Dataset rows describing interfaces
:::::
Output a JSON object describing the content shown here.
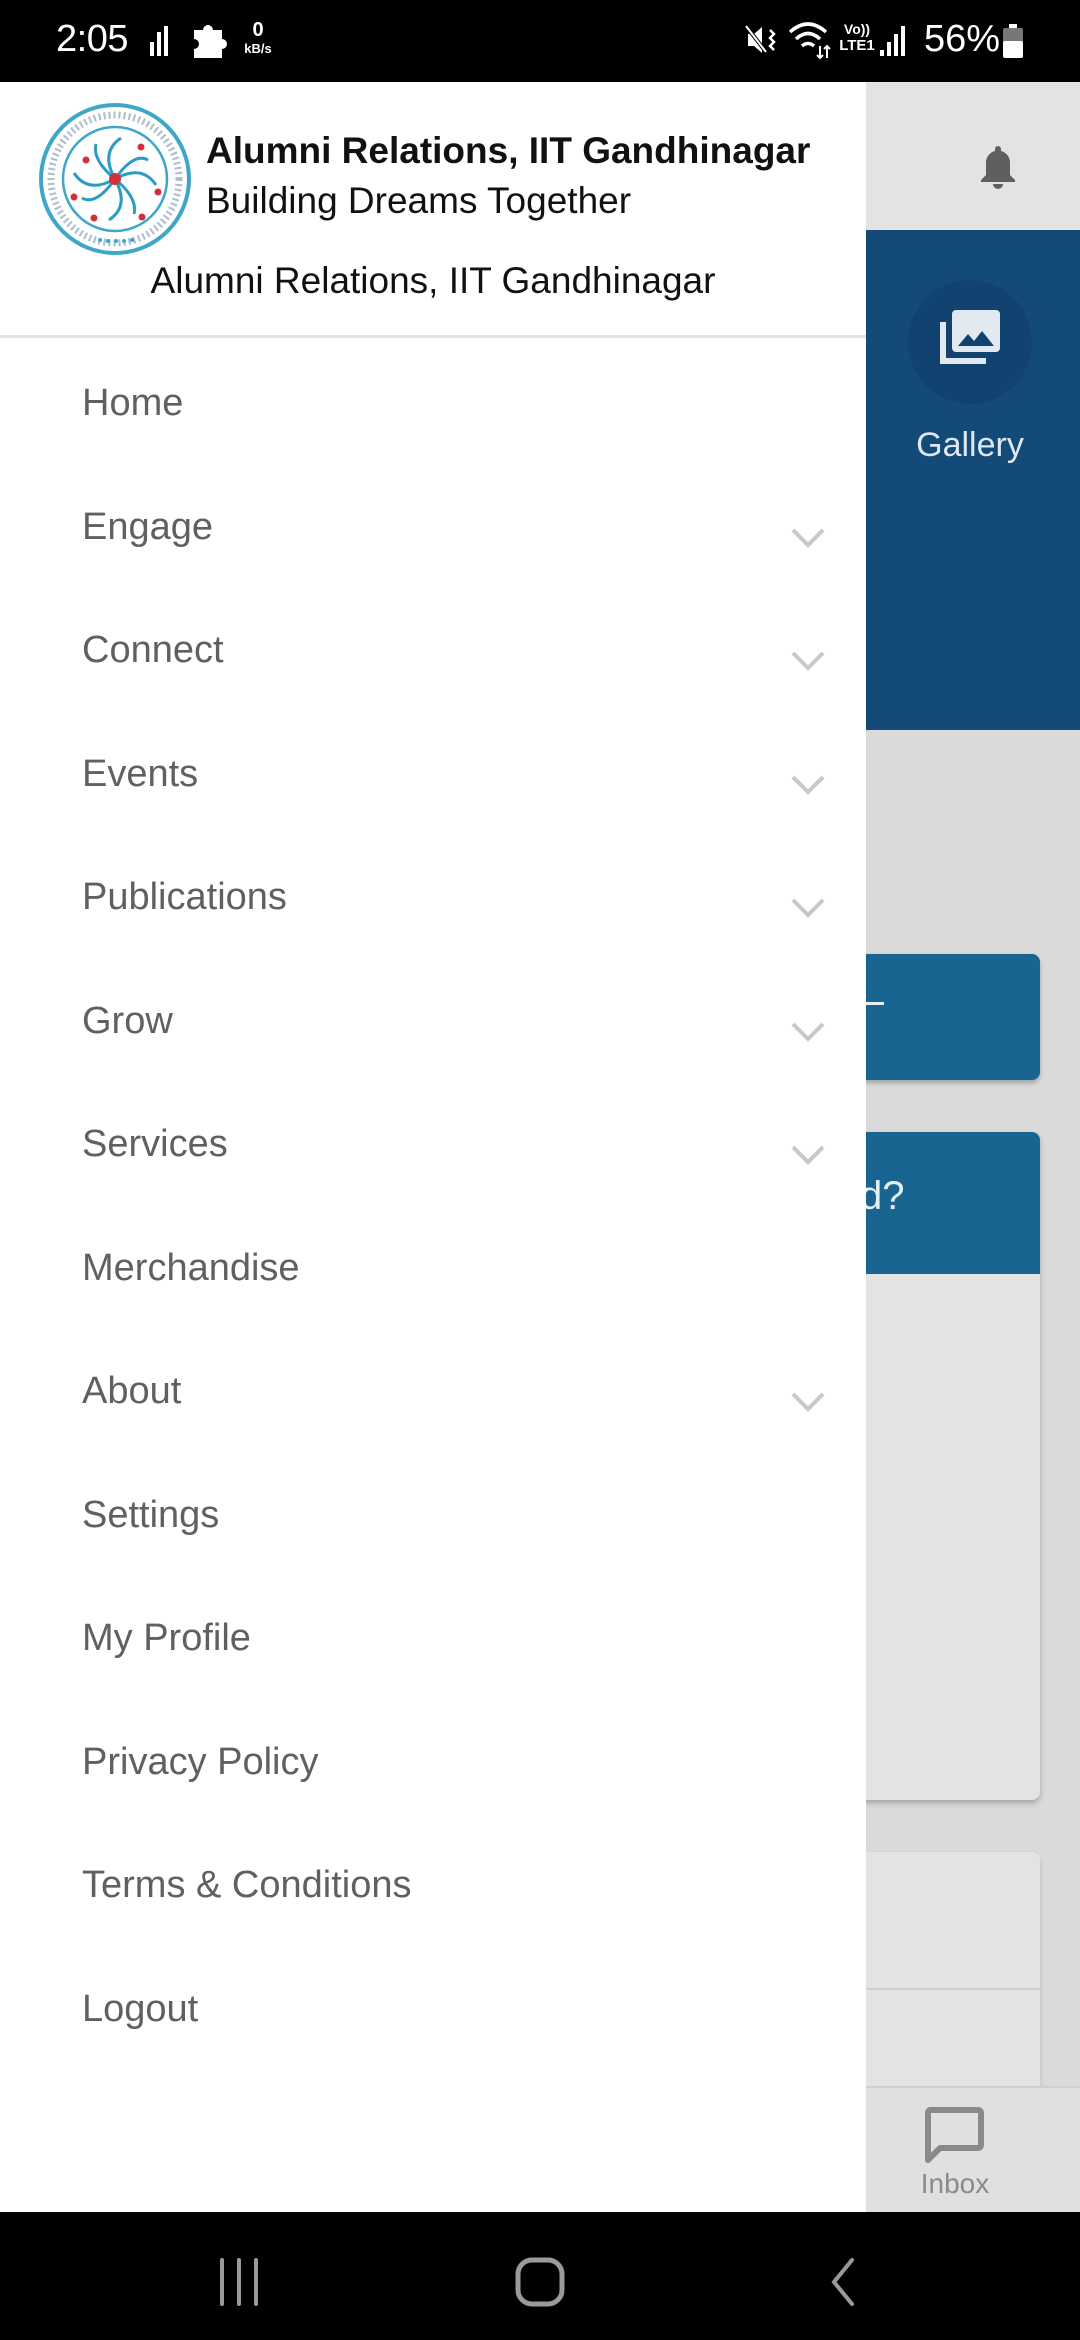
{
  "status_bar": {
    "time": "2:05",
    "data_speed_value": "0",
    "data_speed_unit": "kB/s",
    "network_label_top": "Vo))",
    "network_label_bottom": "LTE1",
    "battery_percent": "56%",
    "icons": [
      "signal-bars-icon",
      "puzzle-icon",
      "mute-vibrate-icon",
      "wifi-icon",
      "cell-signal-icon",
      "battery-icon"
    ]
  },
  "drawer": {
    "header": {
      "title": "Alumni Relations, IIT Gandhinagar",
      "tagline": "Building Dreams Together",
      "subtitle": "Alumni Relations, IIT Gandhinagar",
      "logo_icon": "iit-gandhinagar-logo"
    },
    "menu": [
      {
        "label": "Home",
        "expandable": false
      },
      {
        "label": "Engage",
        "expandable": true
      },
      {
        "label": "Connect",
        "expandable": true
      },
      {
        "label": "Events",
        "expandable": true
      },
      {
        "label": "Publications",
        "expandable": true
      },
      {
        "label": "Grow",
        "expandable": true
      },
      {
        "label": "Services",
        "expandable": true
      },
      {
        "label": "Merchandise",
        "expandable": false
      },
      {
        "label": "About",
        "expandable": true
      },
      {
        "label": "Settings",
        "expandable": false
      },
      {
        "label": "My Profile",
        "expandable": false
      },
      {
        "label": "Privacy Policy",
        "expandable": false
      },
      {
        "label": "Terms & Conditions",
        "expandable": false
      },
      {
        "label": "Logout",
        "expandable": false
      }
    ]
  },
  "background": {
    "gallery_label": "Gallery",
    "card_title_fragment": "d?",
    "inbox_label": "Inbox",
    "colors": {
      "banner": "#134a78",
      "card": "#196592",
      "page": "#dadada"
    }
  },
  "nav_bar": {
    "buttons": [
      "recents-icon",
      "home-icon",
      "back-icon"
    ]
  }
}
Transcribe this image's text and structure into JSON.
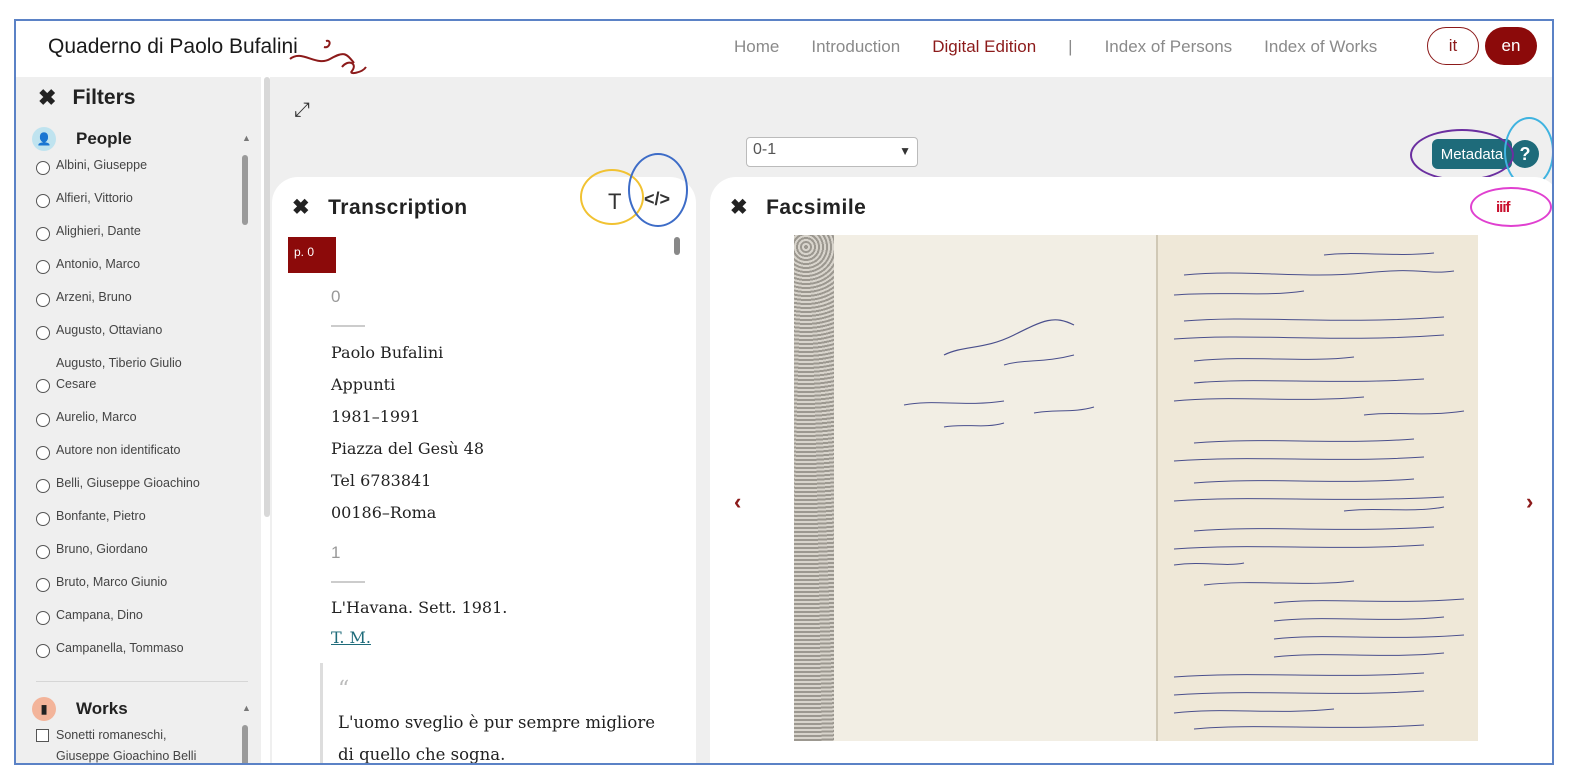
{
  "header": {
    "brand": "Quaderno di Paolo Bufalini",
    "nav": [
      "Home",
      "Introduction",
      "Digital Edition",
      "|",
      "Index of Persons",
      "Index of Works"
    ],
    "lang_it": "it",
    "lang_en": "en"
  },
  "sidebar": {
    "title": "Filters",
    "people_label": "People",
    "works_label": "Works",
    "people": [
      "Albini, Giuseppe",
      "Alfieri, Vittorio",
      "Alighieri, Dante",
      "Antonio, Marco",
      "Arzeni, Bruno",
      "Augusto, Ottaviano",
      "Augusto, Tiberio Giulio",
      "Cesare",
      "Aurelio, Marco",
      "Autore non identificato",
      "Belli, Giuseppe Gioachino",
      "Bonfante, Pietro",
      "Bruno, Giordano",
      "Bruto, Marco Giunio",
      "Campana, Dino",
      "Campanella, Tommaso"
    ],
    "works": [
      "Sonetti romaneschi,",
      "Giuseppe Gioachino Belli"
    ]
  },
  "toolbar": {
    "page_select": "0-1",
    "metadata": "Metadata",
    "help": "?"
  },
  "transcription": {
    "title": "Transcription",
    "page_tag": "p. 0",
    "num0": "0",
    "lines": [
      "Paolo Bufalini",
      "Appunti",
      "1981–1991",
      "Piazza del Gesù 48",
      "Tel 6783841",
      "00186–Roma"
    ],
    "num1": "1",
    "line_havana": "L'Havana. Sett. 1981.",
    "line_tm": "T. M.",
    "quote_mark": "“",
    "quote1": "L'uomo sveglio è pur sempre migliore",
    "quote2": "di quello che sogna."
  },
  "facsimile": {
    "title": "Facsimile",
    "iiif_label": "iiif"
  },
  "colors": {
    "brand_red": "#8c0a0a",
    "teal": "#1e6b7a",
    "frame_blue": "#5b82c6"
  }
}
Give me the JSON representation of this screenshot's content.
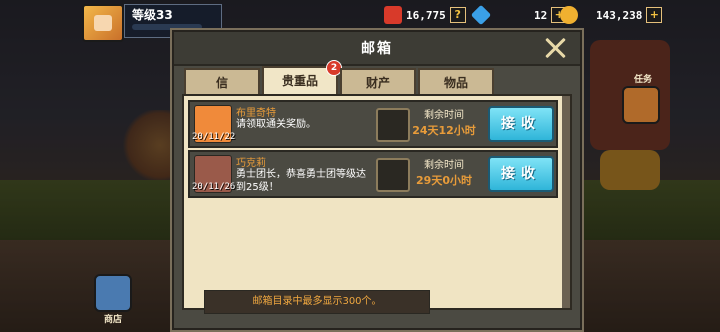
{
  "hud": {
    "level": "等级33",
    "resources": [
      {
        "icon": "red-star-icon",
        "value": "16,775",
        "color": "#d83a2a"
      },
      {
        "icon": "blue-gem-icon",
        "value": "12",
        "color": "#3aa0e8"
      },
      {
        "icon": "gold-coin-icon",
        "value": "143,238",
        "color": "#f0b030"
      }
    ]
  },
  "side": {
    "labels": [
      "商店",
      "任务"
    ]
  },
  "dialog": {
    "title": "邮箱",
    "tabs": [
      {
        "label": "信",
        "active": false
      },
      {
        "label": "贵重品",
        "active": true,
        "badge": "2"
      },
      {
        "label": "财产",
        "active": false
      },
      {
        "label": "物品",
        "active": false
      }
    ],
    "mails": [
      {
        "sender": "布里奇特",
        "body": "请领取通关奖励。",
        "date": "20/11/22",
        "time_label": "剩余时间",
        "time_value": "24天12小时",
        "button": "接收",
        "avatar_color": "#f08a3a"
      },
      {
        "sender": "巧克莉",
        "body": "勇士团长，恭喜勇士团等级达到25级！",
        "date": "20/11/26",
        "time_label": "剩余时间",
        "time_value": "29天0小时",
        "button": "接收",
        "avatar_color": "#9a5a4a"
      }
    ],
    "footer": "邮箱目录中最多显示300个。"
  },
  "colors": {
    "panel": "#f0e4c3",
    "accent_orange": "#e89c3a",
    "button_blue": "#2fb5d9"
  }
}
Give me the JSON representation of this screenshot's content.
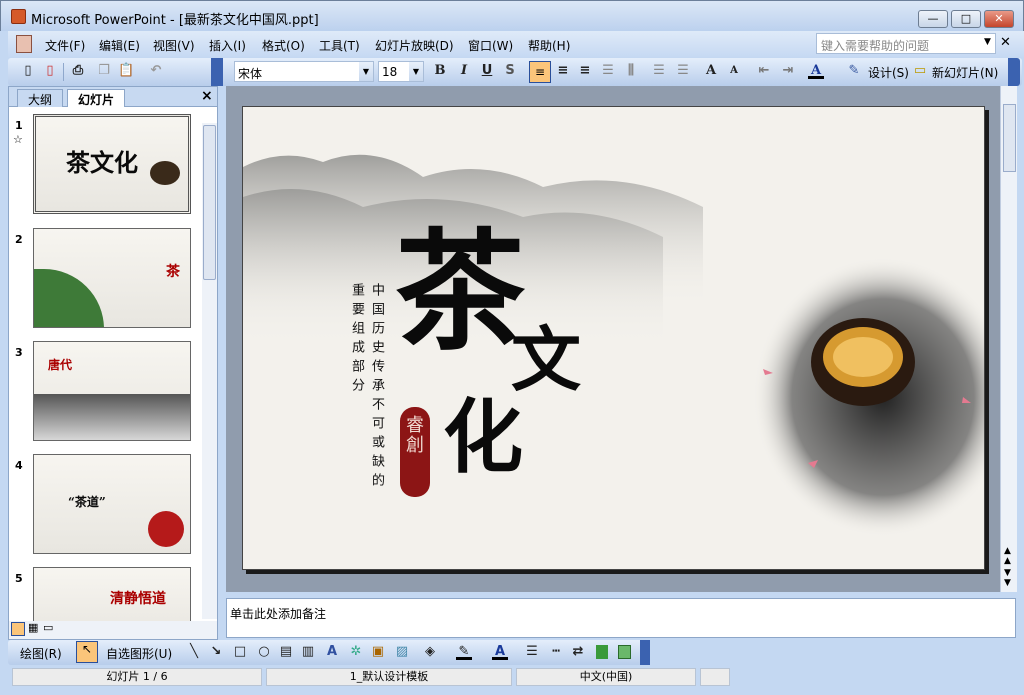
{
  "window": {
    "title": "Microsoft PowerPoint - [最新茶文化中国风.ppt]",
    "minimize": "—",
    "maximize": "□",
    "close": "✕"
  },
  "menu": [
    "文件(F)",
    "编辑(E)",
    "视图(V)",
    "插入(I)",
    "格式(O)",
    "工具(T)",
    "幻灯片放映(D)",
    "窗口(W)",
    "帮助(H)"
  ],
  "help_placeholder": "键入需要帮助的问题",
  "toolbar": {
    "font": "宋体",
    "size": "18",
    "bold": "B",
    "italic": "I",
    "underline": "U",
    "shadow": "S",
    "design": "设计(S)",
    "new_slide": "新幻灯片(N)"
  },
  "panel": {
    "tabs": [
      "大纲",
      "幻灯片"
    ],
    "close": "×"
  },
  "thumbs": [
    {
      "n": "1"
    },
    {
      "n": "2"
    },
    {
      "n": "3"
    },
    {
      "n": "4"
    },
    {
      "n": "5"
    }
  ],
  "slide": {
    "col1": "重要组成部分",
    "col2": "中国历史传承不可或缺的",
    "ch1": "茶",
    "ch2": "文",
    "ch3": "化",
    "seal": "睿創"
  },
  "thumb_text": {
    "t1": "茶文化",
    "t2": "茶",
    "t3": "唐代",
    "t4": "“茶道”",
    "t5": "清静悟道"
  },
  "notes": "单击此处添加备注",
  "drawbar": {
    "draw": "绘图(R)",
    "autoshape": "自选图形(U)"
  },
  "status": {
    "slide": "幻灯片 1 / 6",
    "design": "1_默认设计模板",
    "lang": "中文(中国)"
  }
}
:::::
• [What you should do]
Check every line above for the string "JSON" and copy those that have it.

• [Final answer]
Output a JSON object describing the content shown here.
Transcribe this image's text and structure into JSON.
Give me the JSON representation of this screenshot's content.
Give me the JSON representation of this screenshot's content.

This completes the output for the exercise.